(PROBLEM DETAILS)
Please return the lines of the data that contain "item".

++++ EXCERPTED DATA ++++

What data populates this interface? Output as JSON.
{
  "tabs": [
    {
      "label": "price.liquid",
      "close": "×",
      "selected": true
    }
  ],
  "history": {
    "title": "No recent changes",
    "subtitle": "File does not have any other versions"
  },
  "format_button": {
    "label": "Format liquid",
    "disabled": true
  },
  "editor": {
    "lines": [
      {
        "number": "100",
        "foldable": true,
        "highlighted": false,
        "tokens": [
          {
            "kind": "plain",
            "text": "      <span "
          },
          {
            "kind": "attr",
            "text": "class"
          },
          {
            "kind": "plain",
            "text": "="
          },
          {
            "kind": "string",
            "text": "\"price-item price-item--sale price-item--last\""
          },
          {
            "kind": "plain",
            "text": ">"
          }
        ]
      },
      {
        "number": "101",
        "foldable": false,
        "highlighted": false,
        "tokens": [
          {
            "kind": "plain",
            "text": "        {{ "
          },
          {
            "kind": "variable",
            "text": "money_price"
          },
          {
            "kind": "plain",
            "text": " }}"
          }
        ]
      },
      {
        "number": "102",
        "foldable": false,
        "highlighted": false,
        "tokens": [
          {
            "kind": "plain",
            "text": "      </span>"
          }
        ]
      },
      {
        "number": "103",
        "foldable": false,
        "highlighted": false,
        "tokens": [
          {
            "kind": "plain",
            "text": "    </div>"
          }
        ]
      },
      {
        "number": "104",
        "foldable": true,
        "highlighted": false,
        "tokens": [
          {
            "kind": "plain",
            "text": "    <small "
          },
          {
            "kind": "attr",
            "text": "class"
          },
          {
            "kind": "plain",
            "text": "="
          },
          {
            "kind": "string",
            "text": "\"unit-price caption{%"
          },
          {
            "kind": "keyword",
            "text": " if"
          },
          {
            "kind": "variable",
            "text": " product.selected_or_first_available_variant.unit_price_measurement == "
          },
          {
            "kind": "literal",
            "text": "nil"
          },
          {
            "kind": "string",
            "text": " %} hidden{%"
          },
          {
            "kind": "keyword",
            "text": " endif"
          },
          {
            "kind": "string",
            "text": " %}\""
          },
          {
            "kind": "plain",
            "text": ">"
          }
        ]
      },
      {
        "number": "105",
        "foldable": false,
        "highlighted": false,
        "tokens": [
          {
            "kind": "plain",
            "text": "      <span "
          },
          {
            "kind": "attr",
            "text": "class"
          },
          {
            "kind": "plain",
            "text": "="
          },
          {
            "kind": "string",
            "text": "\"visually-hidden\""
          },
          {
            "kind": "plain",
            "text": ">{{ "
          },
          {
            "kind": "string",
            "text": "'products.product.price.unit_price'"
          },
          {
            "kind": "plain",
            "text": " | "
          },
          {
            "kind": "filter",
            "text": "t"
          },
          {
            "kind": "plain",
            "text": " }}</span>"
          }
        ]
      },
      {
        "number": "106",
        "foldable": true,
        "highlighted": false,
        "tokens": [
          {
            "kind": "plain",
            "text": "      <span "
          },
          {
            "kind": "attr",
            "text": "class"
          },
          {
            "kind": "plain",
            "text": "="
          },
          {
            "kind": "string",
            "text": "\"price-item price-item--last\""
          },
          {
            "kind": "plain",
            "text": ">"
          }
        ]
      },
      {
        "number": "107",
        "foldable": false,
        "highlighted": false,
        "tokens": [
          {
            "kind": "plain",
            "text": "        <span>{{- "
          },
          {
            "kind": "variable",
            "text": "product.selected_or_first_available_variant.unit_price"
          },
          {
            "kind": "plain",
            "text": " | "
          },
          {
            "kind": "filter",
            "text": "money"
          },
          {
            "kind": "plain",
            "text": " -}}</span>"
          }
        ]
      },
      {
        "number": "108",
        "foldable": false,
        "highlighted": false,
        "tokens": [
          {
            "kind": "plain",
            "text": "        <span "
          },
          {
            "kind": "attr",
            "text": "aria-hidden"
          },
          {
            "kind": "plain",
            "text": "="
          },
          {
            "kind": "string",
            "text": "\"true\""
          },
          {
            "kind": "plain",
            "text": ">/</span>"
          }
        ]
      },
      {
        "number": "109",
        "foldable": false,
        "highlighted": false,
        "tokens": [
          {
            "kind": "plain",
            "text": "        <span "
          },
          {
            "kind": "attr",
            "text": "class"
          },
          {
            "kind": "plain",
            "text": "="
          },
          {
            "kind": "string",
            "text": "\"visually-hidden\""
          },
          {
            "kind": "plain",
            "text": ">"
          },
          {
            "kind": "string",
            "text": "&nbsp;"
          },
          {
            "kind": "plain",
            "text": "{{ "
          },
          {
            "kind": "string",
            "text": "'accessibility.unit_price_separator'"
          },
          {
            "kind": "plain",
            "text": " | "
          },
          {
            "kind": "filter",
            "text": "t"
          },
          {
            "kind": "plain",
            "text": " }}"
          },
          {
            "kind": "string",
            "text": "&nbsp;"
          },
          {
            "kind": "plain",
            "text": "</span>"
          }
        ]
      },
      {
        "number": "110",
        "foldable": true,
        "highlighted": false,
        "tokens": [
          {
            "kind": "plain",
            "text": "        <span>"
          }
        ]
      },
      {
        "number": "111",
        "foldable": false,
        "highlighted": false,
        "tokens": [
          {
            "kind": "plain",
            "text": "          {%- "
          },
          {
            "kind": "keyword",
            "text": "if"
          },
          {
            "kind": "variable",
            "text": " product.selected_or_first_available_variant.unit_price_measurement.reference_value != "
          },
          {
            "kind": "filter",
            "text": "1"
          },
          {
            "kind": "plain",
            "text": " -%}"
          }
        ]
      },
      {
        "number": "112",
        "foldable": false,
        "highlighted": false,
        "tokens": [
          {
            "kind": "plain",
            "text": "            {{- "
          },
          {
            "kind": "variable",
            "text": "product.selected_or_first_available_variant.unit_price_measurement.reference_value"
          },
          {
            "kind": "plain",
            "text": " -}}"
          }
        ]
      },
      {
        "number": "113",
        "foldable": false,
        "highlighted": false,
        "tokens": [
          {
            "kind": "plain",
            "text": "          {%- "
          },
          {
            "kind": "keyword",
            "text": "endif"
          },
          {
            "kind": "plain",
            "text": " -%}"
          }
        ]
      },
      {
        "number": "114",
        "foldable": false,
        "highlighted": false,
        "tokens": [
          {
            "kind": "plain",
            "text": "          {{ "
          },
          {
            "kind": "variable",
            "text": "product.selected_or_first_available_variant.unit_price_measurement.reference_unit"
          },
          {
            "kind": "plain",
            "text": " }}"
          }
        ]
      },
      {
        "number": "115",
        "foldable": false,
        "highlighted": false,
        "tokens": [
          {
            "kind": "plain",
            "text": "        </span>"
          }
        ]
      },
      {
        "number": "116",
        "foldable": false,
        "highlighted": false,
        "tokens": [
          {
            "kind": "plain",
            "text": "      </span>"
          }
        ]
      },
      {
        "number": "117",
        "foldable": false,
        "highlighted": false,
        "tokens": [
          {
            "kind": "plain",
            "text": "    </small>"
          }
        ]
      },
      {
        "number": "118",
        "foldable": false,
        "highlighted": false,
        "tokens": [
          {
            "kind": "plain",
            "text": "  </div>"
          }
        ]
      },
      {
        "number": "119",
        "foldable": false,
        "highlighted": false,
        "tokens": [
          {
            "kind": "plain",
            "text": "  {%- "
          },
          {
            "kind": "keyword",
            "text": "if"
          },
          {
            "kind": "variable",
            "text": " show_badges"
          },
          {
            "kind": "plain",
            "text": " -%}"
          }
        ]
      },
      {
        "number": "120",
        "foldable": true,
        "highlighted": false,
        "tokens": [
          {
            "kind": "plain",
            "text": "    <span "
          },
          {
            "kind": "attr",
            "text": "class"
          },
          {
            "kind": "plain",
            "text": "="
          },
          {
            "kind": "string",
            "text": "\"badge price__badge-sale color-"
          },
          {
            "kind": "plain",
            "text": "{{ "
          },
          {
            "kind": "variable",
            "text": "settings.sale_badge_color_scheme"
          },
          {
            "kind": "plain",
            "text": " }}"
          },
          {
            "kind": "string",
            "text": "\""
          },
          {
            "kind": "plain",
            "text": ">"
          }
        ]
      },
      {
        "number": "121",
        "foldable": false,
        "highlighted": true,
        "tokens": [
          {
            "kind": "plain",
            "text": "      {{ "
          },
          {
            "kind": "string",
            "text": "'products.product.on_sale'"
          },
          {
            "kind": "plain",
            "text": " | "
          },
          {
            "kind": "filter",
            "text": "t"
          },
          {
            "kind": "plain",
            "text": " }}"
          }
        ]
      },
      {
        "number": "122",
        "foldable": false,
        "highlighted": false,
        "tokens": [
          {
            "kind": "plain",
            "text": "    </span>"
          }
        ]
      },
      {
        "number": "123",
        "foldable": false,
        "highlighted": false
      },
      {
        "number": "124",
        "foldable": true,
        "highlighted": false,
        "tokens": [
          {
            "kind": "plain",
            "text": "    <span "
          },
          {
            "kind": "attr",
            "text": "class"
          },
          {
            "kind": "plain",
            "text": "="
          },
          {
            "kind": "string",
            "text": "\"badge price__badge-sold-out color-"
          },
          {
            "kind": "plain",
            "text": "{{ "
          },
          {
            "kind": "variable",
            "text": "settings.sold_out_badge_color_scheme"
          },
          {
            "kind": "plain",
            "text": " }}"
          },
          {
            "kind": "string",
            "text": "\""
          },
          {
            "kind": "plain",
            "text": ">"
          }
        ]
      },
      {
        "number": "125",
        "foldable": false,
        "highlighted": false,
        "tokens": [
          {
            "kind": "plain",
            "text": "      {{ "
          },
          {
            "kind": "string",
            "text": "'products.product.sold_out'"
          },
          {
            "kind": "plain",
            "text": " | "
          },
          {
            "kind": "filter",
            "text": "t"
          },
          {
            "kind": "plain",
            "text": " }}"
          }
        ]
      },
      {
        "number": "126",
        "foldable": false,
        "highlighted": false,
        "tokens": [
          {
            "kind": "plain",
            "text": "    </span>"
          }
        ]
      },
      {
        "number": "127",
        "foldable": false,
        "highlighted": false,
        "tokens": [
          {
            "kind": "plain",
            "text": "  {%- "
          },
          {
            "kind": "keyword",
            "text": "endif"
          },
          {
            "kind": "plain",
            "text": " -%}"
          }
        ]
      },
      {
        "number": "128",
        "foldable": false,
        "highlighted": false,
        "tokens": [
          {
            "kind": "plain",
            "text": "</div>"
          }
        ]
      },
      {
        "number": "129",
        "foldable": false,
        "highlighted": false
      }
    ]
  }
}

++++

(FINAL ANSWER)
            "text": "\"price-item price-item--sale price-item--last\""
            "text": "\"price-item price-item--last\""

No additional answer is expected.